BHUBANESWAR: Indian corporates are unprepared to deal with emerging risks due to unavailability of skilled risk management professionals, non-involvement of seniors and inadequate budget and resources, a survey by consultancy firm Deloitte Touche Tohmatsu has shown.
The top three risks for the companies in the next three years pertain to technology disruptions, cyber security and regulatory risks.
“When leaders of organisations were asked how well the cyber security and technology related risks are currently managed, 64 per cent responded that it is either ‘inadequate’ or ‘needs improvement’,” the report stated. This insight is further substantiated with the fact that only 35 per cent of the organisations had a high involvement of Board of Directors in risk management, while many are still traditionally conditioned to approach risks with a reactive attitude.
The findings also suggest that 12 per cent of the organisations did not have a well-defined risk management strategy and 27 per cent were unsure of their risk management strategies.

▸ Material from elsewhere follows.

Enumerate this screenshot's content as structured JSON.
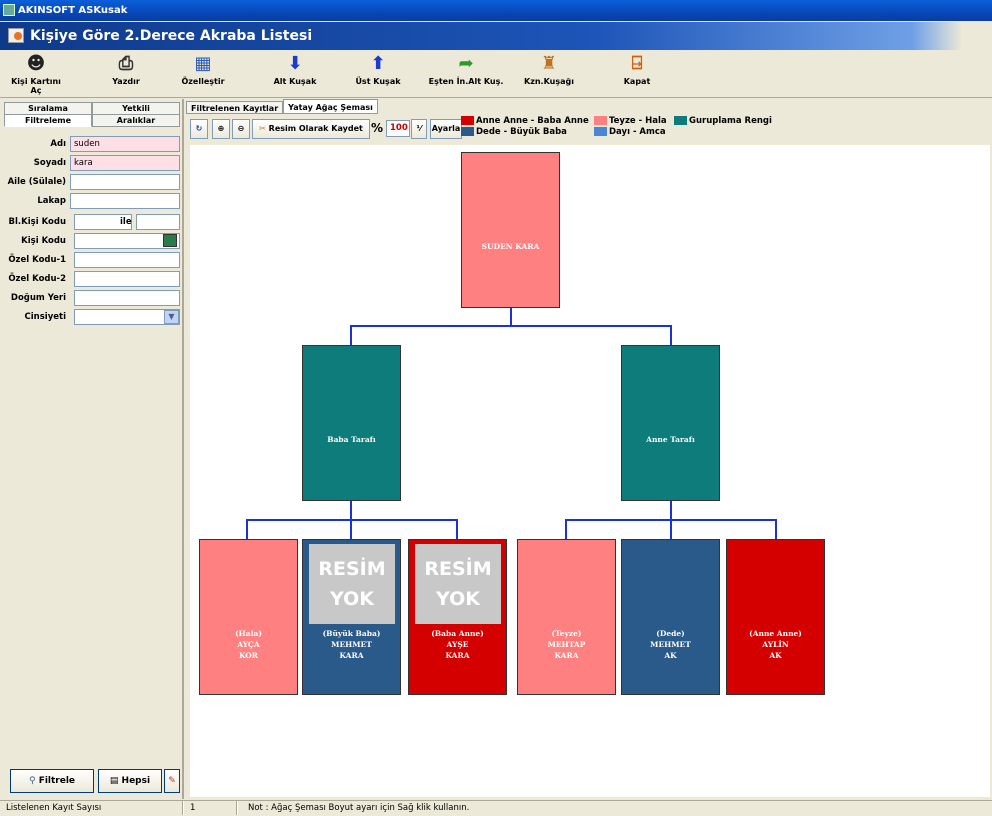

“This essentially means that there needs to be a shift from being risk-averse to risk-aware, with the power of innovation,” said Rohit Mahajan, president, risk advisory, Deloitte India. He added that the changing trend demonstrates that with digital transformation, organisations will now need to redefine strategies as they become susceptible to multiple threats.
While they agree on the top risks, there exists a divide on the viewpoint on risk management. While 44 per cent of businesses harness risks to find future opportunities and drive returns, 36 per cent use risk management with an aim to drive compliance and prevent losses. Meanwhile, there is a growing demand for a dedicated Chief Risk Officer (CRO) position with changing dynamics and speed of business delivery, the report stated. “Although, 39 per cent of the organisations mentioned that risk management is the responsibility of each business/function and there is no separate CRO role,” it added.